Poul Henningsen’s tiered PH Septima pendant first made its debut in 1928 at what is now the Designmuseum Danmark in Copenhagen. Production halted in the 1940s, but the seven-shade Italian glass lamp with alternating clear and frosted sections is now making a comeback courtesy of Louis Poulsen. This refined predecessor to the iconic PH Artichoke is part of the Design Anthology exhibition at B&B Italia’s showroom in the Brompton Design District, which will also feature Michael Anastassiades’s vertical and horizontal LEDs wrapped in anodized, champagne-finished aluminum casing.
A Starburst of Striking Designs
At Mint Gallery, also in the Brompton Design District, daring London contemporary furniture and lighting brand Made in Ratio presents the sculptural Supernova Bronze, the follow-up to creative director Brodie Neill’s recycled aluminum Supernova Trestle table. This version pairs a starburst-shaped base cast from recycled bronze alloy with a tinted tempered glass table top that doubles as a coffee table and writing desk.
Kam Ce Kam’s New Works
Jehanara Knowles launched her made-in-India furniture brand Kam Ce Kam, uniting traditional techniques with contemporary flair, at last year’s festival. Now, on the first anniversary, she is back at it with several new collections, on view at Tala Studio in Cambridge Heath. Knowles, who was raised between New Delhi and London, continues to split her time in both cities, but the Indian capital is where she discovers much of her inspiration and collaborates with various artisans. From afar she worked with them to produce new additions to her inaugural Aaram range, which includes a cabinet and lounge chair with exquisite canework as well as sandstone tables, terra-cotta ceramics, and textiles.

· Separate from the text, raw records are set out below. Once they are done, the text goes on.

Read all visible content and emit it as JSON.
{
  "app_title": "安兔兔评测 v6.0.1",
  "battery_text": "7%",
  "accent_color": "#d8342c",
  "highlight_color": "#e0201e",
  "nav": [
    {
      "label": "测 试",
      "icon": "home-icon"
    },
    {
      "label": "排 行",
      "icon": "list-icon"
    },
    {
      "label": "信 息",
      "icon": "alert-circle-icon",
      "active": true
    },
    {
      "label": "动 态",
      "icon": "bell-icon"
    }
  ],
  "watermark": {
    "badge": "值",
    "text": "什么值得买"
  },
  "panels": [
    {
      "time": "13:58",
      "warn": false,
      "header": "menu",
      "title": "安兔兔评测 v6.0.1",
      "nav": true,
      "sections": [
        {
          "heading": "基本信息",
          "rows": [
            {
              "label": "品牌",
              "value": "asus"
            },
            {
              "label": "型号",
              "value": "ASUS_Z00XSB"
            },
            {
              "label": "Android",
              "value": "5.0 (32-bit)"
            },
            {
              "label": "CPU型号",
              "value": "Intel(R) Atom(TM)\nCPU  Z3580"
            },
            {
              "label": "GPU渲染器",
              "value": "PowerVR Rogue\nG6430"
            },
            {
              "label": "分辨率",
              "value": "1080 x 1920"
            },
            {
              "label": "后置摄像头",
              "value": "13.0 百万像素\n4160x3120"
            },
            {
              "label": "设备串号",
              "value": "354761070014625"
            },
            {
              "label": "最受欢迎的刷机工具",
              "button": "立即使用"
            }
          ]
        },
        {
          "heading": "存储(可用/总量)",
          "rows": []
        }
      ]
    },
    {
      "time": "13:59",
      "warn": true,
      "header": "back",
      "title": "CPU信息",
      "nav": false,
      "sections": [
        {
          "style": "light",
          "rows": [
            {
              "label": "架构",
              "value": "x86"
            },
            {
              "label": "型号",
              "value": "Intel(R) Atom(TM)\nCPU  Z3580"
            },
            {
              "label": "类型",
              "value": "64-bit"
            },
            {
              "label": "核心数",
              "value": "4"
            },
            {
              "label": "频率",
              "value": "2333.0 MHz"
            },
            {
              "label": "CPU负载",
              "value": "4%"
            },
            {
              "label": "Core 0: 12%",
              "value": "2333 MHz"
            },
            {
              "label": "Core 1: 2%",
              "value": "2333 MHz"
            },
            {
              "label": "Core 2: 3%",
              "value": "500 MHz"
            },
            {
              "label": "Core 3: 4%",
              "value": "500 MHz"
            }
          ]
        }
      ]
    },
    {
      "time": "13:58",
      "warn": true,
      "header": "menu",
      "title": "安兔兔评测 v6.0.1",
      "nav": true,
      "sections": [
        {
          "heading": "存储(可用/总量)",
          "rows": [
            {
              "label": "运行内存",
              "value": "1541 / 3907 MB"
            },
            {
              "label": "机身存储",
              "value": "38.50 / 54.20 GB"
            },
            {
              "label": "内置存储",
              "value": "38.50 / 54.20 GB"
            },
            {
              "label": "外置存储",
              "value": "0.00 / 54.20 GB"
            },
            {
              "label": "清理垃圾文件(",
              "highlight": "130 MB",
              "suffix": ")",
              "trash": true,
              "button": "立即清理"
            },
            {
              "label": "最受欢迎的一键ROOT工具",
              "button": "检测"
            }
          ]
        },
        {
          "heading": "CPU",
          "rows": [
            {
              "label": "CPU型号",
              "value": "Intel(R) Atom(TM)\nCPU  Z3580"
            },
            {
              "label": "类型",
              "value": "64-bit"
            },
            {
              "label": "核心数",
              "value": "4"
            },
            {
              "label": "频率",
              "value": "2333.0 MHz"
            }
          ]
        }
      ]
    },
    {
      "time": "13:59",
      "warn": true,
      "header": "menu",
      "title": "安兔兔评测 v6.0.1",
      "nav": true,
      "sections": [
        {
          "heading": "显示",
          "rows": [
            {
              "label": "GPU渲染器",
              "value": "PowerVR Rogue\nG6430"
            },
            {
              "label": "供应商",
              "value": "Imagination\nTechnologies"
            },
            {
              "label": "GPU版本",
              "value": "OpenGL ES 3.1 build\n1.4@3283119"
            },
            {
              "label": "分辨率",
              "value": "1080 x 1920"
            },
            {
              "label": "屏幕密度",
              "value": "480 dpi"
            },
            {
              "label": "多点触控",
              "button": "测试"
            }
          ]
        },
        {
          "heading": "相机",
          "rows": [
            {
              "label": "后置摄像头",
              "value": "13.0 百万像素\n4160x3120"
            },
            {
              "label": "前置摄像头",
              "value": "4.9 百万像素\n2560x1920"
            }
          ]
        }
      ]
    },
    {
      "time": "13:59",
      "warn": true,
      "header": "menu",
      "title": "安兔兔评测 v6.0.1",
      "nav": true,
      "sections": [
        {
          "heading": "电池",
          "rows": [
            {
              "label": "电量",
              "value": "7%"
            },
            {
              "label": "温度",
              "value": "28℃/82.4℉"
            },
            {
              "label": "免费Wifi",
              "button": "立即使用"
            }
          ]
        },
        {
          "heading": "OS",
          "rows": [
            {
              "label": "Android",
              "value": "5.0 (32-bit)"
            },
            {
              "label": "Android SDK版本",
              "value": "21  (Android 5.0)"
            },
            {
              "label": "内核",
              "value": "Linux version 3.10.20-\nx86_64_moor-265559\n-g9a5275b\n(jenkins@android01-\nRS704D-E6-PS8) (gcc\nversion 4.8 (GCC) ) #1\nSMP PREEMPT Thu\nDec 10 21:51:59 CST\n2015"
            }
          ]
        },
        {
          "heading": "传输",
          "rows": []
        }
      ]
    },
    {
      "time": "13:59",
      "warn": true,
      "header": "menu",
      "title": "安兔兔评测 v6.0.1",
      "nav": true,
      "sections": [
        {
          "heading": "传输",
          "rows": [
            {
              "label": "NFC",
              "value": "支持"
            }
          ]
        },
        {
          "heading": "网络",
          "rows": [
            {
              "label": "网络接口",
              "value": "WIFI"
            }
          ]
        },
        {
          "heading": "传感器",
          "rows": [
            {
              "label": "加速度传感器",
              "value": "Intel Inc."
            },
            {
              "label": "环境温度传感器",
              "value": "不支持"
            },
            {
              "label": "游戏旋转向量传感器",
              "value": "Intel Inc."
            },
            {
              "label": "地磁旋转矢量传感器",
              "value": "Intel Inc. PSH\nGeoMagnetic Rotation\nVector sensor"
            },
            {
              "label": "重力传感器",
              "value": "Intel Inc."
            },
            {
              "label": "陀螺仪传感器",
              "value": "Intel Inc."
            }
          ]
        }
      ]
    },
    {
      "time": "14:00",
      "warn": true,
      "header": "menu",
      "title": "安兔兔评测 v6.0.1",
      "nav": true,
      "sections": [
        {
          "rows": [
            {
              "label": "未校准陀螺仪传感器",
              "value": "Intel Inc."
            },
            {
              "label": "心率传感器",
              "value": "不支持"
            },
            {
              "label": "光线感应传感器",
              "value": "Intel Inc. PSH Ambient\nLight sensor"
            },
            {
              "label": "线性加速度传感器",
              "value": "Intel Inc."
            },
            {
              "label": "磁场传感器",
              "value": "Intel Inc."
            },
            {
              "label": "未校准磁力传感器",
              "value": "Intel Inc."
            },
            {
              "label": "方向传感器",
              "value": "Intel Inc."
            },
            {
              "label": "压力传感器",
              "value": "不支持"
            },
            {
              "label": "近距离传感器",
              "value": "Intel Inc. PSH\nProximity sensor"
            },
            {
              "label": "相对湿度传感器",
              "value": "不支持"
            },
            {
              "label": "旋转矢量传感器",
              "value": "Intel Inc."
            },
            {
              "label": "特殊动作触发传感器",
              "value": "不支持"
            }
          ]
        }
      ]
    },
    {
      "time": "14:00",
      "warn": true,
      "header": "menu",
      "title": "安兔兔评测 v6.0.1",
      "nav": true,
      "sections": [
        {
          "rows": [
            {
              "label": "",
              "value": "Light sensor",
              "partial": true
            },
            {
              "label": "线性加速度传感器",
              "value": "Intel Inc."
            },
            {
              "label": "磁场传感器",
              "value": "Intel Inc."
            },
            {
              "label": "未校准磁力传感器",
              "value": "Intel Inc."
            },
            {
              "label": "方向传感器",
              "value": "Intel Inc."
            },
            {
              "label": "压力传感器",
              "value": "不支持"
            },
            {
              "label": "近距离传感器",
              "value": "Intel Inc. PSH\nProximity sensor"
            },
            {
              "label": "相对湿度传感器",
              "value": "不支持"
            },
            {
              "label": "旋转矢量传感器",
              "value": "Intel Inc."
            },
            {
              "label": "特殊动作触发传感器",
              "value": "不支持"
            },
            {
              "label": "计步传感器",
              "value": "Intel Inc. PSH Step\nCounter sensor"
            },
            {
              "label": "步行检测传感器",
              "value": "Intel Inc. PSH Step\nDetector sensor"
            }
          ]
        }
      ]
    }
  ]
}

A Staircase-Set Mural at the William Morris Gallery
Design aficionados have long headed to Walthamstow, in northeast London, to visit the William Morris Gallery. Now the creative neighborhood has been designated one of the festival’s new design routes. The highlight? A large-scale collaborative mural that meditates on unity and activism by print artist The Fandangoe Kid and Waltham Forest College students.
An Exhibition with a Neighborhood Focus
Another London neighborhood getting attention this week is Peckham. On the newly established Peckham Design Trail, community leader Nicholas Okwulu is spearheading the Livesey Exchange (LEX), the conversion of Ledbury Estate garages into buzzing workshops and studios that put the works of artists like Roland Lawar, Jade Chorkularb, and Ali Mousawi front and center.
London design studio Pearson Lloyd has revamped an abandoned Victorian-era factory in Hackney and turned it into the company’s new office, workshop, and archive. To celebrate the move, Pearson Lloyd is hosting an exhibition that honors the neighborhood’s 200-year-old roots in making furniture, tools, hats, and toys, as well as offers visitors a glimpse into its own current-day design process.